Given the modeling data, an objective observer might conclude that choosing the tolled tunnel over ST5 comes down to Seattle taking one for the (regional) team. That is, Seattle’s mobility must get worse so that the region’s mobility can get better (even if only one percent better). And maybe that really could be a justifiable choice, depending on the circumstances. But I strongly suspect that’s not how most tunnel boosters who live in Seattle would prefer to see it. And it’s certainly not how most of the State’s electeds have postured on it, seeing as they passed legislation making Seattle property owners liable for cost overruns.

So then, back to the the original assumption that nothing matters more than moving more cars faster. During the latter half of the last century, that was pretty much the operative rule for transportation planning. But now we’re supposed to know better. Now that we understand the web of connections between transportation, land use, and sustainability, we should no longer accept small, narrowly focused gains at the expense of holistic, long-term solutions. For example, a two-mile underground freeway might result in a relatively small, local reduction in runoff pollution to Puget Sound, but a paradigm-shifting plan like ST5 has the potential to catalyze systemic change, and the resultant reduction in car-dependence would have a far greater cumulative positive impact.

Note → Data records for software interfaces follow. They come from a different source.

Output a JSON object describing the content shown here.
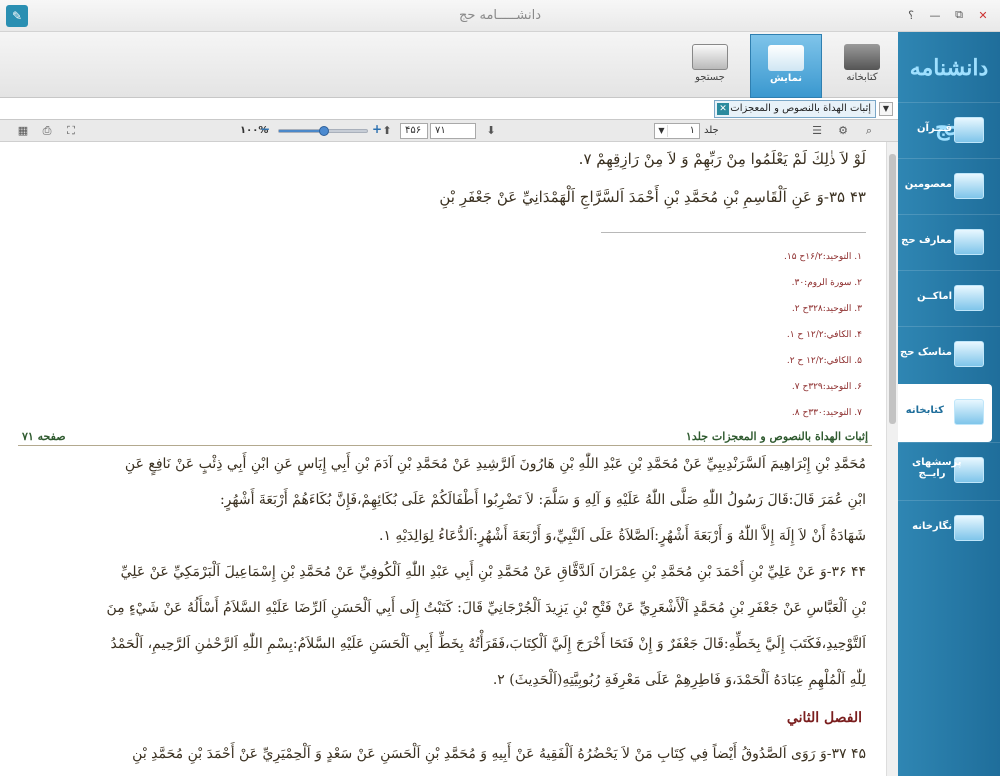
{
  "window": {
    "title": "دانشـــــامه حج",
    "buttons": [
      "؟",
      "—",
      "⧉",
      "✕"
    ]
  },
  "ribbon": {
    "tabs": [
      {
        "label": "کتابخانه",
        "icon": "books-icon"
      },
      {
        "label": "نمایش",
        "icon": "document-view-icon"
      },
      {
        "label": "جستجو",
        "icon": "magnifier-icon"
      }
    ]
  },
  "address": {
    "document_tab": "إثبات الهداة بالنصوص و المعجزات"
  },
  "toolrow": {
    "zoom": "١٠٠%",
    "zoom_level_percent": 50,
    "page_current": "٧١",
    "page_total": "۴۵۶",
    "volume_value": "١",
    "volume_label": "جلد"
  },
  "content": {
    "lines_top": [
      "لَوْ لاَ ذٰلِكَ لَمْ يَعْلَمُوا مِنْ رَبِّهِمْ وَ لاَ مِنْ رَازِقِهِمْ ٧.",
      "۴٣ ٣۵-وَ عَنِ اَلْقَاسِمِ بْنِ مُحَمَّدِ بْنِ أَحْمَدَ اَلسَّرَّاجِ اَلْهَمْدَانِيِّ عَنْ جَعْفَرِ بْنِ"
    ],
    "footnotes": [
      "١. التوحيد:١۶/٢ح ١۵.",
      "٢. سورة الروم:٣٠.",
      "٣. التوحيد:٣٢٨ح ٢.",
      "۴. الكافي:١٢/٢ ح ١.",
      "۵. الكافي:١٢/٢ ح ٢.",
      "۶. التوحيد:٣٢٩ح ٧.",
      "٧. التوحيد:٣٣٠ح ٨."
    ],
    "page_header_title": "إثبات الهداة بالنصوص و المعجزات جلد١",
    "page_header_page": "صفحه ٧١",
    "body_lines": [
      "مُحَمَّدِ بْنِ إِبْرَاهِيمَ اَلسَّرَنْدِيبِيِّ عَنْ مُحَمَّدِ بْنِ عَبْدِ اللّٰهِ بْنِ هَارُونَ اَلرَّشِيدِ عَنْ مُحَمَّدِ بْنِ آدَمَ بْنِ أَبِي إِيَاسٍ عَنِ ابْنِ أَبِي ذِئْبٍ عَنْ نَافِعٍ عَنِ",
      "ابْنِ عُمَرَ قَالَ:قَالَ رَسُولُ اللّٰهِ صَلَّى اللّٰهُ عَلَيْهِ وَ آلِهِ وَ سَلَّمَ: لاَ تَضْرِبُوا أَطْفَالَكُمْ عَلَى بُكَائِهِمْ،فَإِنَّ بُكَاءَهُمْ أَرْبَعَةَ أَشْهُرٍ:",
      "شَهَادَةُ أَنْ لاَ إِلَهَ إِلاَّ اللّٰهُ وَ أَرْبَعَةَ أَشْهُرٍ:اَلصَّلاَةُ عَلَى اَلنَّبِيِّ،وَ أَرْبَعَةَ أَشْهُرٍ:اَلدُّعَاءُ لِوَالِدَيْهِ ١.",
      "۴۴ ٣۶-وَ عَنْ عَلِيِّ بْنِ أَحْمَدَ بْنِ مُحَمَّدِ بْنِ عِمْرَانَ اَلدَّقَّاقِ عَنْ مُحَمَّدِ بْنِ أَبِي عَبْدِ اللّٰهِ اَلْكُوفِيِّ عَنْ مُحَمَّدِ بْنِ إِسْمَاعِيلَ اَلْبَرْمَكِيِّ عَنْ عَلِيِّ",
      "بْنِ اَلْعَبَّاسِ عَنْ جَعْفَرِ بْنِ مُحَمَّدٍ اَلْأَشْعَرِيِّ عَنْ فَتْحِ بْنِ يَزِيدَ اَلْجُرْجَانِيِّ قَالَ: كَتَبْتُ إِلَى أَبِي اَلْحَسَنِ اَلرِّضَا عَلَيْهِ السَّلاَمُ أَسْأَلُهُ عَنْ شَيْءٍ مِنَ",
      "اَلتَّوْحِيدِ،فَكَتَبَ إِلَيَّ بِخَطِّهِ:قَالَ جَعْفَرٌ وَ إِنْ فَتَحَا أَخْرَجَ إِلَيَّ اَلْكِتَابَ،فَقَرَأْتُهُ بِخَطِّ أَبِي اَلْحَسَنِ عَلَيْهِ السَّلاَمُ:بِسْمِ اللّٰهِ اَلرَّحْمٰنِ اَلرَّحِيمِ، اَلْحَمْدُ",
      "لِلّٰهِ اَلْمُلْهِمِ عِبَادَهُ اَلْحَمْدَ،وَ فَاطِرِهِمْ عَلَى مَعْرِفَةِ رُبُوبِيَّتِهِ(اَلْحَدِيثَ) ٢."
    ],
    "section_heading": "الفصل الثاني",
    "last_line": "۴۵ ٣٧-وَ رَوَى اَلصَّدُوقُ أَيْضاً فِي كِتَابِ مَنْ لاَ يَحْضُرُهُ اَلْفَقِيهُ عَنْ أَبِيهِ وَ مُحَمَّدِ بْنِ اَلْحَسَنِ عَنْ سَعْدٍ وَ اَلْحِمْيَرِيِّ عَنْ أَحْمَدَ بْنِ مُحَمَّدِ بْنِ"
  },
  "sidebar": {
    "logo": "دانشنامه حج",
    "items": [
      {
        "label": "قـــرآن",
        "icon": "quran-icon"
      },
      {
        "label": "معصومین",
        "icon": "shrine-icon"
      },
      {
        "label": "معارف حج",
        "icon": "book-open-icon"
      },
      {
        "label": "اماکــن",
        "icon": "mosque-icon"
      },
      {
        "label": "مناسک حج",
        "icon": "pilgrim-icon"
      },
      {
        "label": "کتابخانه",
        "icon": "library-books-icon"
      },
      {
        "label": "پرسشهای رایــج",
        "icon": "faq-icon"
      },
      {
        "label": "نگارخانه",
        "icon": "gallery-icon"
      }
    ],
    "active_index": 5
  }
}
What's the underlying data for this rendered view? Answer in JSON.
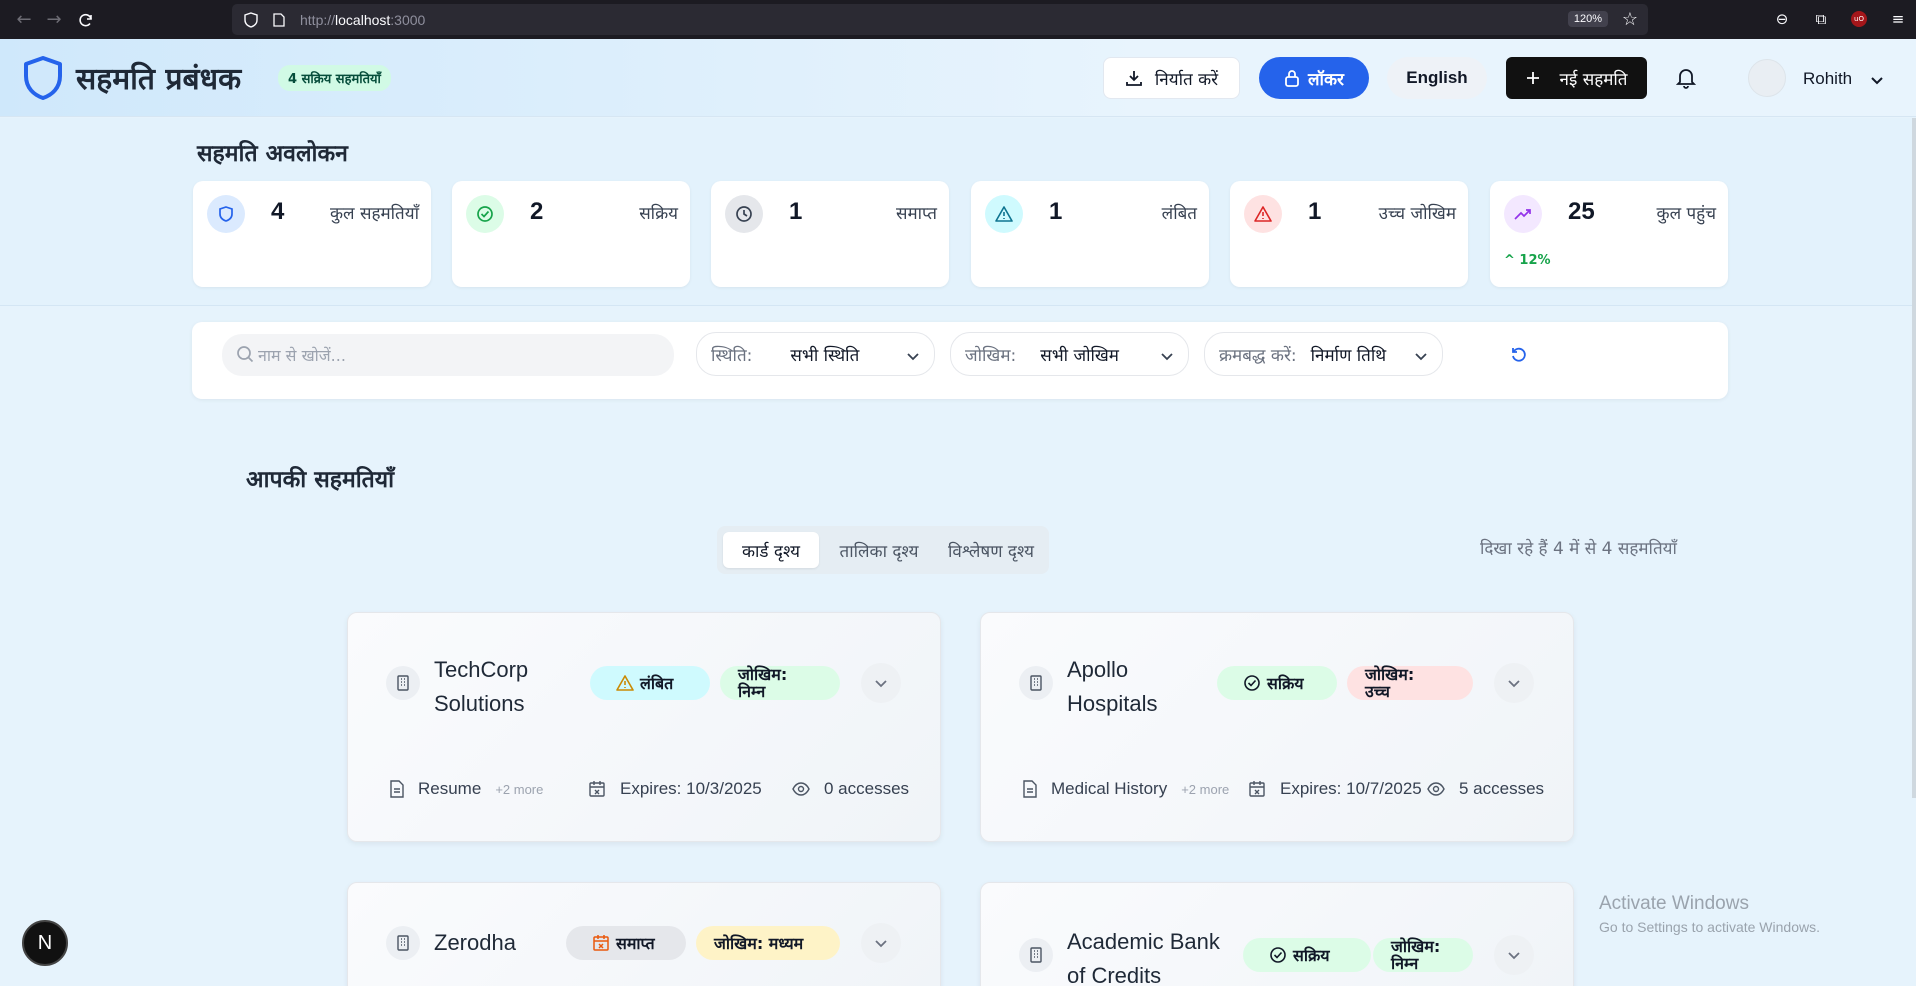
{
  "browser": {
    "url_prefix": "http://",
    "url_host": "localhost",
    "url_port": ":3000",
    "zoom": "120%"
  },
  "header": {
    "app_title": "सहमति प्रबंधक",
    "active_badge": "4 सक्रिय सहमतियाँ",
    "export_label": "निर्यात करें",
    "locker_label": "लॉकर",
    "language_label": "English",
    "new_consent_label": "नई सहमति",
    "user_name": "Rohith",
    "brand_color": "#2563eb"
  },
  "overview": {
    "title": "सहमति अवलोकन",
    "stats": [
      {
        "value": "4",
        "label": "कुल सहमतियाँ",
        "icon": "shield-icon"
      },
      {
        "value": "2",
        "label": "सक्रिय",
        "icon": "check-circle-icon"
      },
      {
        "value": "1",
        "label": "समाप्त",
        "icon": "clock-icon"
      },
      {
        "value": "1",
        "label": "लंबित",
        "icon": "warning-triangle-icon"
      },
      {
        "value": "1",
        "label": "उच्च जोखिम",
        "icon": "alert-triangle-icon"
      },
      {
        "value": "25",
        "label": "कुल पहुंच",
        "icon": "trending-up-icon",
        "trend": "12%"
      }
    ]
  },
  "filters": {
    "search_placeholder": "नाम से खोजें...",
    "status_label": "स्थिति:",
    "status_value": "सभी स्थिति",
    "risk_label": "जोखिम:",
    "risk_value": "सभी जोखिम",
    "sort_label": "क्रमबद्ध करें:",
    "sort_value": "निर्माण तिथि"
  },
  "consents": {
    "title": "आपकी सहमतियाँ",
    "tabs": [
      "कार्ड दृश्य",
      "तालिका दृश्य",
      "विश्लेषण दृश्य"
    ],
    "active_tab": "कार्ड दृश्य",
    "showing_text": "दिखा रहे हैं 4 में से 4 सहमतियाँ",
    "cards": [
      {
        "name_line1": "TechCorp",
        "name_line2": "Solutions",
        "status": "लंबित",
        "risk_line1": "जोखिम:",
        "risk_line2": "निम्न",
        "data_item": "Resume",
        "more": "+2 more",
        "expires": "Expires: 10/3/2025",
        "accesses": "0 accesses"
      },
      {
        "name_line1": "Apollo",
        "name_line2": "Hospitals",
        "status": "सक्रिय",
        "risk_line1": "जोखिम:",
        "risk_line2": "उच्च",
        "data_item": "Medical History",
        "more": "+2 more",
        "expires": "Expires: 10/7/2025",
        "accesses": "5 accesses"
      },
      {
        "name_line1": "Zerodha",
        "status": "समाप्त",
        "risk_line1": "जोखिम: मध्यम"
      },
      {
        "name_line1": "Academic Bank",
        "name_line2": "of Credits",
        "status": "सक्रिय",
        "risk_line1": "जोखिम:",
        "risk_line2": "निम्न"
      }
    ]
  },
  "watermark": {
    "line1": "Activate Windows",
    "line2": "Go to Settings to activate Windows."
  },
  "dev_badge": "N"
}
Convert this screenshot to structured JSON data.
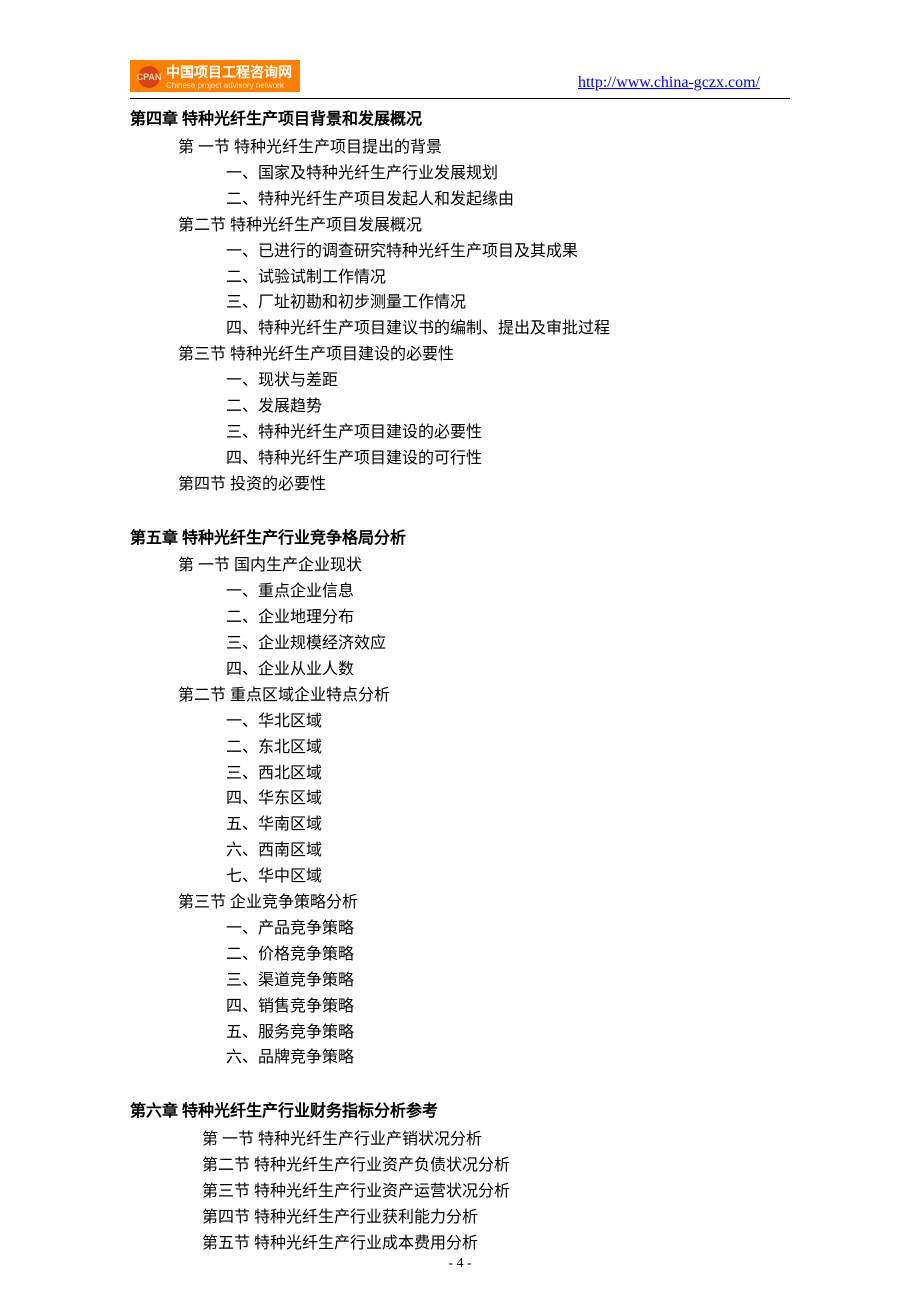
{
  "header": {
    "logo_cn": "中国项目工程咨询网",
    "logo_en": "Chinese project advisory network",
    "logo_mark": "CPAN",
    "url": "http://www.china-gczx.com/"
  },
  "chapters": [
    {
      "title": "第四章  特种光纤生产项目背景和发展概况",
      "sections": [
        {
          "title": "第 一节  特种光纤生产项目提出的背景",
          "items": [
            "一、国家及特种光纤生产行业发展规划",
            "二、特种光纤生产项目发起人和发起缘由"
          ]
        },
        {
          "title": "第二节   特种光纤生产项目发展概况",
          "items": [
            "一、已进行的调查研究特种光纤生产项目及其成果",
            "二、试验试制工作情况",
            "三、厂址初勘和初步测量工作情况",
            "四、特种光纤生产项目建议书的编制、提出及审批过程"
          ]
        },
        {
          "title": "第三节   特种光纤生产项目建设的必要性",
          "items": [
            "一、现状与差距",
            "二、发展趋势",
            "三、特种光纤生产项目建设的必要性",
            "四、特种光纤生产项目建设的可行性"
          ]
        },
        {
          "title": "第四节    投资的必要性",
          "items": []
        }
      ]
    },
    {
      "title": "第五章  特种光纤生产行业竞争格局分析",
      "sections": [
        {
          "title": "第 一节    国内生产企业现状",
          "items": [
            "一、重点企业信息",
            "二、企业地理分布",
            "三、企业规模经济效应",
            "四、企业从业人数"
          ]
        },
        {
          "title": "第二节    重点区域企业特点分析",
          "items": [
            "一、华北区域",
            "二、东北区域",
            "三、西北区域",
            "四、华东区域",
            "五、华南区域",
            "六、西南区域",
            "七、华中区域"
          ]
        },
        {
          "title": "第三节    企业竞争策略分析",
          "items": [
            "一、产品竞争策略",
            "二、价格竞争策略",
            "三、渠道竞争策略",
            "四、销售竞争策略",
            "五、服务竞争策略",
            "六、品牌竞争策略"
          ]
        }
      ]
    },
    {
      "title": "第六章  特种光纤生产行业财务指标分析参考",
      "sub_sections": [
        "第 一节  特种光纤生产行业产销状况分析",
        "第二节   特种光纤生产行业资产负债状况分析",
        "第三节   特种光纤生产行业资产运营状况分析",
        "第四节   特种光纤生产行业获利能力分析",
        "第五节   特种光纤生产行业成本费用分析"
      ]
    }
  ],
  "page_number": "- 4 -"
}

The challenges and opportunities of the coming decades are so profound that we’ve got to do better than settle for major infrastructure investments based on last-century thinking. And to better appreciate why so many of us so-called environmentalists are stubbornly resistant to further compromise—as in, just build the tunnel because we have to do something—I would recommend Bill McKibben’s latest book, Eaarth, the thesis of which is that we no longer live on the same planet, and we better start planning our future accordingly. McKibben, founder of, recently had this to say regarding Seattle’s deep-bore tunnel:

‎The era of expensive, vulnerable, car- centric megaprojects is ending around the world, as more and more cities plan for a durable, resilient, diverse future. Not cars-in-a-pipe, but bikes, buses, and all the things that make a city a city.

If you agree, Protect Seattle Now, the campaign to reject the “tunnel referendum,” could use any support you can offer.


Still Not Digging The Tunnel Epilogue: The Dan Bertolet Tunnel Reading List: